Copy the result of filtering the entries below for lines that include the string "System".

Data items:
* * * *

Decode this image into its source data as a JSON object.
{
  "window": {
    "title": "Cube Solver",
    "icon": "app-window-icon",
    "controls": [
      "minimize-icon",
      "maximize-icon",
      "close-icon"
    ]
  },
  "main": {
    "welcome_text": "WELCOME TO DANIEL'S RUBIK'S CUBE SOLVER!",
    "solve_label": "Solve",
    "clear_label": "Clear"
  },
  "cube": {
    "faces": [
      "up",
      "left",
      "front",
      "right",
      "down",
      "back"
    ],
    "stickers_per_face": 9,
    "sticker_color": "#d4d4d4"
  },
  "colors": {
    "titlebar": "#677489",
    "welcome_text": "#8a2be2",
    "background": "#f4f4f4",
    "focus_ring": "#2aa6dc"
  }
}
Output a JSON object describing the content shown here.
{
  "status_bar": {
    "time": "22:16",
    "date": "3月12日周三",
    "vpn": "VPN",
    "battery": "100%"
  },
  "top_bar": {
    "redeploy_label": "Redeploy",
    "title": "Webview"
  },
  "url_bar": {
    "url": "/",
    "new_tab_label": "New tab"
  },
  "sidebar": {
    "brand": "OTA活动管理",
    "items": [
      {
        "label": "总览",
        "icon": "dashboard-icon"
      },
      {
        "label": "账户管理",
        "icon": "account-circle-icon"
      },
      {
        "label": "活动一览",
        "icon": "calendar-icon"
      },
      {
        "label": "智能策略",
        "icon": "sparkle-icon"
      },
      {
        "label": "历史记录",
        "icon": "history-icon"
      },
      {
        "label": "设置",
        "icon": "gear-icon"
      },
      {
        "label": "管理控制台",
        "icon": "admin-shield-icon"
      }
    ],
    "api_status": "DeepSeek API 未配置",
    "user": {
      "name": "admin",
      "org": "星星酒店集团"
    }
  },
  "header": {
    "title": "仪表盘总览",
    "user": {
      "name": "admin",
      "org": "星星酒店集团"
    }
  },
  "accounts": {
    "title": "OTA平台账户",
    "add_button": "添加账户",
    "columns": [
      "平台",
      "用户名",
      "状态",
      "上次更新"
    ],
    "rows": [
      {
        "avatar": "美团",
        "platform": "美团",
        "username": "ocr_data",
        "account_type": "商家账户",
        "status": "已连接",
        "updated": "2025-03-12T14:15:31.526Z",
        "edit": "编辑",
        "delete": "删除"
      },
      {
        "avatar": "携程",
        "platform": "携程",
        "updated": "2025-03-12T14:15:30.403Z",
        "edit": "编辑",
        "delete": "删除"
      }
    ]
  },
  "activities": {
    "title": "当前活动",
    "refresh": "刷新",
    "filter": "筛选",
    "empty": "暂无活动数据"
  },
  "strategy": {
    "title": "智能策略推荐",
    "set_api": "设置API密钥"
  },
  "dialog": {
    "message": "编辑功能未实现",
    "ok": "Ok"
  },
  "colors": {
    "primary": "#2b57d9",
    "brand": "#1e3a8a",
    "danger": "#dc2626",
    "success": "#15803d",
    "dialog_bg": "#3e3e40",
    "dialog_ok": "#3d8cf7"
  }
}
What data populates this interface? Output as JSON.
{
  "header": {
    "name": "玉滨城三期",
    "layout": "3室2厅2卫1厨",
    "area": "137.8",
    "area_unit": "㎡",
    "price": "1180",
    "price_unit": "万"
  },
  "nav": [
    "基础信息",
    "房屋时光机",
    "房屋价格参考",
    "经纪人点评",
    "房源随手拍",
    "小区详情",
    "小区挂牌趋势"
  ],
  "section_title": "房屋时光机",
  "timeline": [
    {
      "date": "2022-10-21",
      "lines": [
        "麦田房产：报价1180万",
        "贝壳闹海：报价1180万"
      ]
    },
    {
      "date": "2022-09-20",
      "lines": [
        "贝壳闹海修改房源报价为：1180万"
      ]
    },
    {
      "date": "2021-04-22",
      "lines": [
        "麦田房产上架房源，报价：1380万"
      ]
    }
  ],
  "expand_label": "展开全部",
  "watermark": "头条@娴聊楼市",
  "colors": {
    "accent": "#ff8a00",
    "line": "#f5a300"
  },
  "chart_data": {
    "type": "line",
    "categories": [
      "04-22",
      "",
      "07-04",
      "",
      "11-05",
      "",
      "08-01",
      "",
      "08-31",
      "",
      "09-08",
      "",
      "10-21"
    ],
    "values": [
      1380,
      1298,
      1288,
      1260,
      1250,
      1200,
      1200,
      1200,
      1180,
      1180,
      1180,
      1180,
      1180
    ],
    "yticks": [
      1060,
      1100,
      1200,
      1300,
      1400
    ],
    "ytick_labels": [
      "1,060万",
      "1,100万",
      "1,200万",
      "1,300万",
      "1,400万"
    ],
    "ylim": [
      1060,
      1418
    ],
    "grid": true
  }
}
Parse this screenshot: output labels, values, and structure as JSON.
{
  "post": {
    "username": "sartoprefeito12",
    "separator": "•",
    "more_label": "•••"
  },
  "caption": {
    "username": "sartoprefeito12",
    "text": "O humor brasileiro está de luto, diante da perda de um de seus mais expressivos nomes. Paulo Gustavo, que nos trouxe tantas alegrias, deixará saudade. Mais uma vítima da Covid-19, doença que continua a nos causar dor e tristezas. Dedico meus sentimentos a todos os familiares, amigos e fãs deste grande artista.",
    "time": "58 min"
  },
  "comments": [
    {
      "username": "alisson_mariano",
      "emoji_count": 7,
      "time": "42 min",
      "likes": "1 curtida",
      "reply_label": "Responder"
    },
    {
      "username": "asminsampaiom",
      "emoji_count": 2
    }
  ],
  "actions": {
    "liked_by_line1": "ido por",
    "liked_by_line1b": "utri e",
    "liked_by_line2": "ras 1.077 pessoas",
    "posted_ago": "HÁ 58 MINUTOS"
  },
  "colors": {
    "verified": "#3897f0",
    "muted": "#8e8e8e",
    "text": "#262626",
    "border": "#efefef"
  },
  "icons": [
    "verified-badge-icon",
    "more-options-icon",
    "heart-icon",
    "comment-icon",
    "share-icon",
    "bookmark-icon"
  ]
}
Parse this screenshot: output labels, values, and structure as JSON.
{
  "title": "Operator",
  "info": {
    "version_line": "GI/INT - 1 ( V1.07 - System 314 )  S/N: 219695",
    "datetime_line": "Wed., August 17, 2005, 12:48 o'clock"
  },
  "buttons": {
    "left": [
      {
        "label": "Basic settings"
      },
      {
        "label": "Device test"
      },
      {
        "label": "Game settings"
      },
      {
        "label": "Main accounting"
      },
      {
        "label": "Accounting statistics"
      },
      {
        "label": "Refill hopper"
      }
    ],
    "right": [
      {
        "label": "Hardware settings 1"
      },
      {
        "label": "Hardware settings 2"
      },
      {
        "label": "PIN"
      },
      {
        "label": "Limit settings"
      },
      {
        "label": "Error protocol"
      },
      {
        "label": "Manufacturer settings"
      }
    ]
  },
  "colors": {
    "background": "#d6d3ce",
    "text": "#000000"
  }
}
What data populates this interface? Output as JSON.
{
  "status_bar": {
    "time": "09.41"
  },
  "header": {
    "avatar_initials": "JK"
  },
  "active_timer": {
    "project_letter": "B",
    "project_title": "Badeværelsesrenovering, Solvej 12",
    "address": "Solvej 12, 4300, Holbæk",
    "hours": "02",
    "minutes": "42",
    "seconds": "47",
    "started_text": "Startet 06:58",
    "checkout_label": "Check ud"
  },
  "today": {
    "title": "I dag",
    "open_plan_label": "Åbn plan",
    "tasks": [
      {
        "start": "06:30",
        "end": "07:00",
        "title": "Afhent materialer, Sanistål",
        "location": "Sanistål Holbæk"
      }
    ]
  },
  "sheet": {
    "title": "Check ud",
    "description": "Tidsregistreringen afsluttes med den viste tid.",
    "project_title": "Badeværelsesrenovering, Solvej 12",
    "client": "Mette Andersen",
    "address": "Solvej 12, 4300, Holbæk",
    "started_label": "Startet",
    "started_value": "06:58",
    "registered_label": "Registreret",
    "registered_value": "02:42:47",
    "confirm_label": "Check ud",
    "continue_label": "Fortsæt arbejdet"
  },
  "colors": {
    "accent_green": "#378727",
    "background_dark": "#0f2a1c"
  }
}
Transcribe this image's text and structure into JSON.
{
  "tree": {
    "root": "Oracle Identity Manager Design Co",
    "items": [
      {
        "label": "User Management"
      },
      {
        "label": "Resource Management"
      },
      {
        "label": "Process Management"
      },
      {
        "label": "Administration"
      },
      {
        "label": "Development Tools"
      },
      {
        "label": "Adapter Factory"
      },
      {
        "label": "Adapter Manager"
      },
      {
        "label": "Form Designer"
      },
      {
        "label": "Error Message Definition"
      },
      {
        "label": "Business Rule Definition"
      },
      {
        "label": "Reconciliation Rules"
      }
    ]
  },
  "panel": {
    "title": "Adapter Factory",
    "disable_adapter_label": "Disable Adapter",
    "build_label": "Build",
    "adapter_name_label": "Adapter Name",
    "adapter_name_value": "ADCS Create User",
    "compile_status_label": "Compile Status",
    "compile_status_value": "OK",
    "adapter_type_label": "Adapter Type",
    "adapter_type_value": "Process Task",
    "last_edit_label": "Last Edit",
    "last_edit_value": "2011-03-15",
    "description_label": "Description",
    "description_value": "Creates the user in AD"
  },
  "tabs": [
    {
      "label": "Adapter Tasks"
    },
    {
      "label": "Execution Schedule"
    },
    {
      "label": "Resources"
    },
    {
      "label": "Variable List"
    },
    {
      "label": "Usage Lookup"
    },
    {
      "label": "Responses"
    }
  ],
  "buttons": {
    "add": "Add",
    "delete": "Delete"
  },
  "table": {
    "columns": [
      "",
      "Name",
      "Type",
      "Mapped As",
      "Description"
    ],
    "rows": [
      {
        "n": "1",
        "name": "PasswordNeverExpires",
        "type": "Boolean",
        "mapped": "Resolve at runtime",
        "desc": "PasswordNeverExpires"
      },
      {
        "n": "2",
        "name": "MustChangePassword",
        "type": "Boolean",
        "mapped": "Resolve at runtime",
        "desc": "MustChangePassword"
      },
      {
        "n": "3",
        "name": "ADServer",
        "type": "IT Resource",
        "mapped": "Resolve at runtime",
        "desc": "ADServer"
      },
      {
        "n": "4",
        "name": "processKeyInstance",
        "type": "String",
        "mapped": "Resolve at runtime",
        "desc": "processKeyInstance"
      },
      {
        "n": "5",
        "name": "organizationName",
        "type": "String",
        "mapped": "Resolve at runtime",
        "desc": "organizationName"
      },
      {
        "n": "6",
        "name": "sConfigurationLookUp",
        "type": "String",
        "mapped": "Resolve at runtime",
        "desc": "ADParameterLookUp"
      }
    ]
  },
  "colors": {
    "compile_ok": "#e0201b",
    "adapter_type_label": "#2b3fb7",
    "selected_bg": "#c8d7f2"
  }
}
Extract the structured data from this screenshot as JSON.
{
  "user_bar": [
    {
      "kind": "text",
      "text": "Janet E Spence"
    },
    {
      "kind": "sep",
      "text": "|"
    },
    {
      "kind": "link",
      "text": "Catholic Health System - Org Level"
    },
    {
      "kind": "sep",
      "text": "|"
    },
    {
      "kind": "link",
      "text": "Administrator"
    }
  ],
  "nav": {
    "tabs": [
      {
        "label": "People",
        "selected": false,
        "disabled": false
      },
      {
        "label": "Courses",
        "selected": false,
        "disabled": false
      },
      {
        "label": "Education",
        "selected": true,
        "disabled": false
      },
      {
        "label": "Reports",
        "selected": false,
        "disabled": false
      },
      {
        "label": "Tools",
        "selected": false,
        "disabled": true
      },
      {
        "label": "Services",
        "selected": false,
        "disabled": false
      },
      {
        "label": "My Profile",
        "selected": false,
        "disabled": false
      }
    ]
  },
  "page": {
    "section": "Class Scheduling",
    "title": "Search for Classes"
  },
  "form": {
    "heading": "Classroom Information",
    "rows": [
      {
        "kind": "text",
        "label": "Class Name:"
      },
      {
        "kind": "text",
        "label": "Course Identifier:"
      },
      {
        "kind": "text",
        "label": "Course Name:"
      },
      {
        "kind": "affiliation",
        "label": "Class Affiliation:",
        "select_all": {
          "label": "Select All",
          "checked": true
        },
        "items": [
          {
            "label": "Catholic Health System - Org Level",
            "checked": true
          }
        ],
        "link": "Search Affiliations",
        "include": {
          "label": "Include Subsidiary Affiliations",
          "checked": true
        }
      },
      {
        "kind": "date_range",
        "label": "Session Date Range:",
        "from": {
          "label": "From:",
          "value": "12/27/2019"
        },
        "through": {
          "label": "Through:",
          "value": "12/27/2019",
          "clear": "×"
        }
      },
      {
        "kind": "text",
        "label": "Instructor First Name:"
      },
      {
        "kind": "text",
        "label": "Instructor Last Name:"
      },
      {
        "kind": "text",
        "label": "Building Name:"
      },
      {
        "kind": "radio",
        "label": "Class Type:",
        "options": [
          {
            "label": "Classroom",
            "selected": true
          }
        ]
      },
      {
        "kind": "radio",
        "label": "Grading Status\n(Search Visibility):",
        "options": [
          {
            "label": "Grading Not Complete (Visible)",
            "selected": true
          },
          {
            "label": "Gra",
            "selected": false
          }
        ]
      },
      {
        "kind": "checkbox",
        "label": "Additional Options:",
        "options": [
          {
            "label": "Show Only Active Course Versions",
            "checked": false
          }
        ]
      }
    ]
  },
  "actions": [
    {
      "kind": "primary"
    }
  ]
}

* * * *

* [Answer area]
    "version_line": "GI/INT - 1 ( V1.07 - System 314 )  S/N: 219695",
      "text": "Catholic Health System - Org Level"
            "label": "Catholic Health System - Org Level",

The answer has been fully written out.